Entries from a dataset of interfaces:
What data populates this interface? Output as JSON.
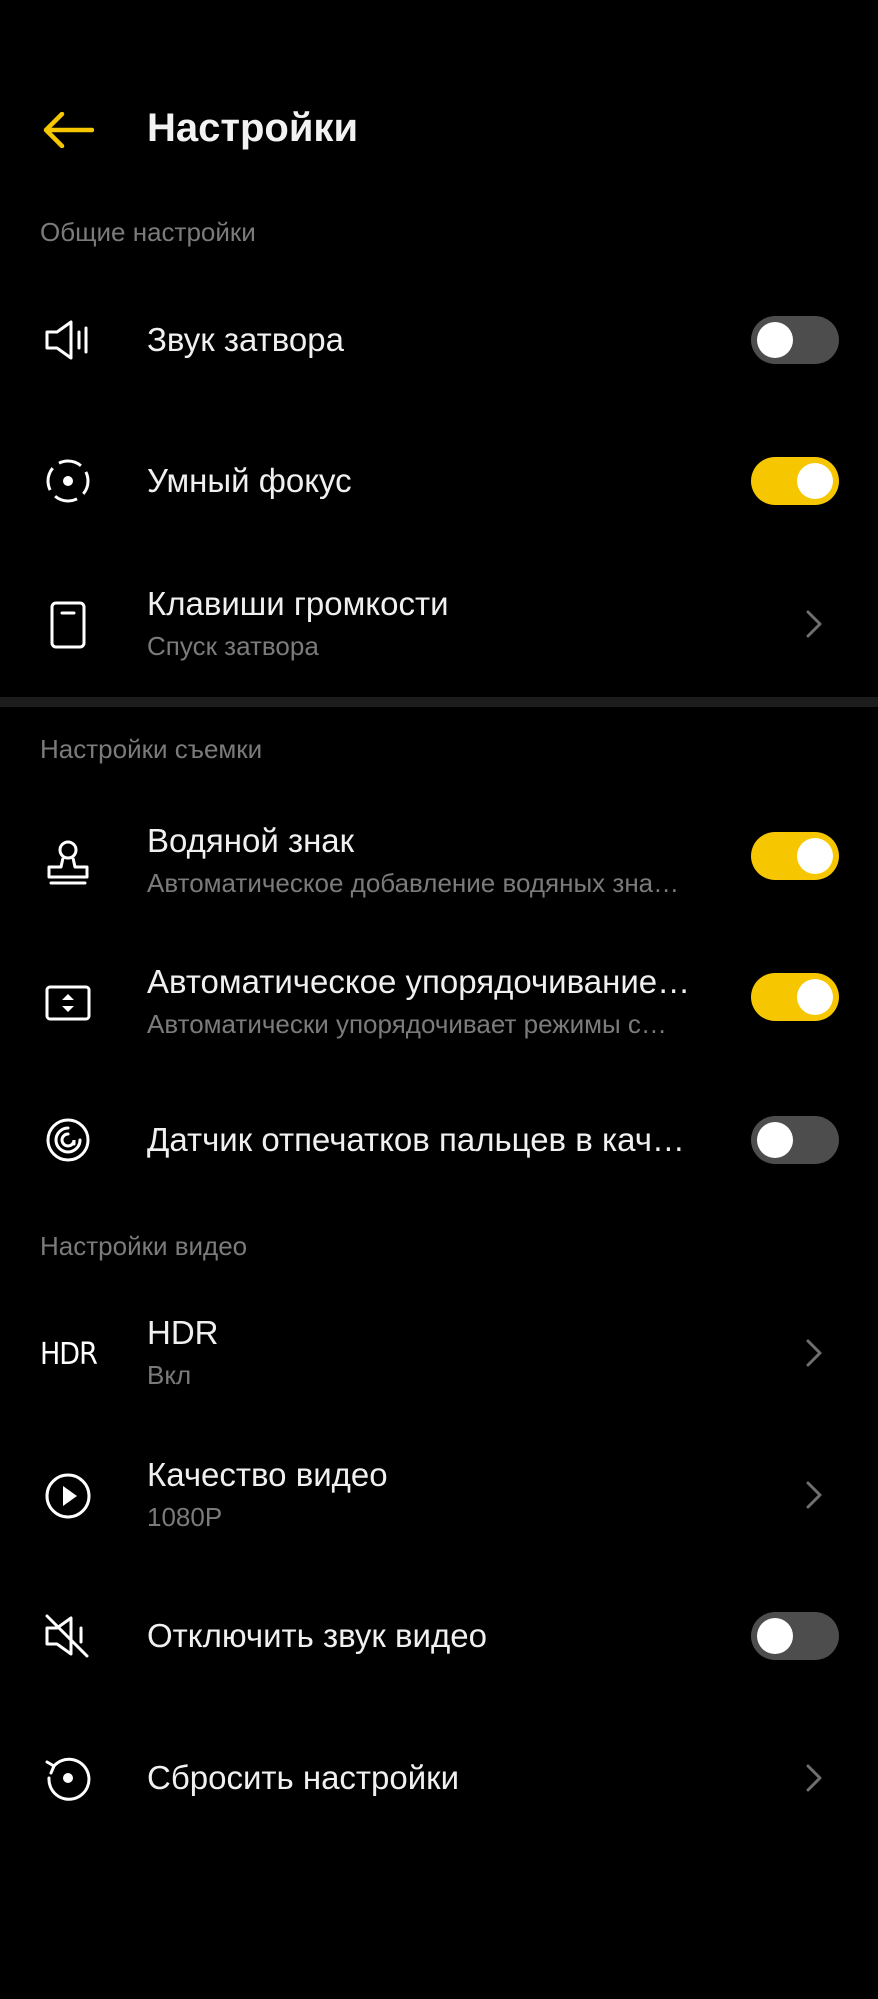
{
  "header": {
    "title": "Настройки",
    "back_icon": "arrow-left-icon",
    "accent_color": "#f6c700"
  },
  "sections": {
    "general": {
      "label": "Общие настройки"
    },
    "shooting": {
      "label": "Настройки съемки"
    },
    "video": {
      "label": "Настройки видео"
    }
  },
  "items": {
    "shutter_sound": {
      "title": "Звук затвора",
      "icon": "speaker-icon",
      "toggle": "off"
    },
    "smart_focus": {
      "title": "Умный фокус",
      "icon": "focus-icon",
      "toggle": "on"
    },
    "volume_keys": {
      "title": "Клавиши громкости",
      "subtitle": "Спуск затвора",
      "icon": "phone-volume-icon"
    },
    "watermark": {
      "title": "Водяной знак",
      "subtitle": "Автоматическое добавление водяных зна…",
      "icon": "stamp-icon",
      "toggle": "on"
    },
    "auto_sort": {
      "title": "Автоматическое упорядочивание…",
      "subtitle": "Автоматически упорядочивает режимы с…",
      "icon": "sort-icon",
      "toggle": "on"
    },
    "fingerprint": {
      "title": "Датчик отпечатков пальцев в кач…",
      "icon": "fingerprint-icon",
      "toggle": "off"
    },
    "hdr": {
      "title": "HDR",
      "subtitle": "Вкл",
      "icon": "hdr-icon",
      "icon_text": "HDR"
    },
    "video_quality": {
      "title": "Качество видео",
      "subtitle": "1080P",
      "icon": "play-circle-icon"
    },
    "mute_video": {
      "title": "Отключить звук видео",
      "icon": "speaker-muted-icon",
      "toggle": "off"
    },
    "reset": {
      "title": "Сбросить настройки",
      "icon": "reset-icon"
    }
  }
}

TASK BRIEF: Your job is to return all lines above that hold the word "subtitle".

ANSWER SECTION:
      "subtitle": "Спуск затвора",
      "subtitle": "Автоматическое добавление водяных зна…",
      "subtitle": "Автоматически упорядочивает режимы с…",
      "subtitle": "Вкл",
      "subtitle": "1080P",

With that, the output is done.